Of the many types of 3D printing, stereolithography (SLA) tends to produce the best resolution. SLA involves selectively curing a liquid photocurable polymer precursor with 2D light patterns to create a layered 3D structure. Because the precursors to SLA are liquid, mixing in nanoscale fillers allows effective 3D printing of nanocomposites that are enhanced by the material properties of the filler.
Metal diborides (MB2) are a family of compounds known for their exceptional material properties, which may include high-temperature superconductivity, ultra-high melting points (>3000°C), and high hardness. Liquid dispersions of MB2 nanosheets can be achieved by liquid-phase processing, presenting promising possibilities as fillers for 3D-printed nanocomposites.
Researchers at Arizona State University have developed a process that efficiently integrates MB2 nanosheets into 3D-printed nanocomposites using a range of polymer matrices.
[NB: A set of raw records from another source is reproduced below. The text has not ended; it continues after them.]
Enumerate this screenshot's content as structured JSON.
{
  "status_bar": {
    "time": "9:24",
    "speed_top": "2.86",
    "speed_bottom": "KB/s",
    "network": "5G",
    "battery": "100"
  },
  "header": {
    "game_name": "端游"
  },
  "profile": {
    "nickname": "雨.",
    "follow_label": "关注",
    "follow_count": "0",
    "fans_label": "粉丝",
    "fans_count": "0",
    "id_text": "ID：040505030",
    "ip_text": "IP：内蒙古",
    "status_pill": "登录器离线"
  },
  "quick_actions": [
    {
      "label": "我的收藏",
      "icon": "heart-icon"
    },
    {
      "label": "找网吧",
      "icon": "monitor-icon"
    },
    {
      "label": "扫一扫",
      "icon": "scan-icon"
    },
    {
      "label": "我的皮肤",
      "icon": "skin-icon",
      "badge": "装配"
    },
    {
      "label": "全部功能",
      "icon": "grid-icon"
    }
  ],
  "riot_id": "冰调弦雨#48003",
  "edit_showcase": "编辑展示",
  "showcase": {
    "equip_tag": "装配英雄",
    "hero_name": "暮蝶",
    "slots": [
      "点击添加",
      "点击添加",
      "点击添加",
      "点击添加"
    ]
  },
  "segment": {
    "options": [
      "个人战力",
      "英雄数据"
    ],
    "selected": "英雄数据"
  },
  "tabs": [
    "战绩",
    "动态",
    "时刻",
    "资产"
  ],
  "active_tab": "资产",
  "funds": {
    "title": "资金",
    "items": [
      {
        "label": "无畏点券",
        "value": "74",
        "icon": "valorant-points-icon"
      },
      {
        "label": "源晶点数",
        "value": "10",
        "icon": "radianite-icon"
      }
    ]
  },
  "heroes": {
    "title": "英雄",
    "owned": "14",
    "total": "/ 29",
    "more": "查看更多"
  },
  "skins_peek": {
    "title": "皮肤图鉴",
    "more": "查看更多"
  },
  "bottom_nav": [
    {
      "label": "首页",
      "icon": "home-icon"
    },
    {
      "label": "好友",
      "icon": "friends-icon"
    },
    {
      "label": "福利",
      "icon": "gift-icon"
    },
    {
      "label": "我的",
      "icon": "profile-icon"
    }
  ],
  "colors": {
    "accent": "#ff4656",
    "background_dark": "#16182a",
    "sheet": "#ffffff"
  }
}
Using this technique, dispersions of CrB2, MgB2, and TiB2 nanosheets were formed, subsequently mixed into Polar Resin 48 (a commercial prototyping polymer) or poly(ethylene glycol) diacrylate (PEGDA), and then printed by SLA into 3D nanocomposites. Preceramic nanocomposites have also been successfully fabricated using this process. With MgB2 nanosheets and preceramic polymers, nanocomposite structures were printed and pyrolyzed to produce final ceramic products.
• High-resolution additive manufacturing
• Fabrication of nanocomposites for extreme conditions including in the aerospace and medical fields
Benefits and Advantages
• Process utilizes low-cost liquid-phase exfoliation
• Incorporation of MB2 in nanocomposites opens possibilities for increased thermal resistance, mechanical hardness, chemical resistance, durability, and catalytic activity
• Scalable process allows MB2 nanocomposites to broaden range of industrial uses of 3D-printed structures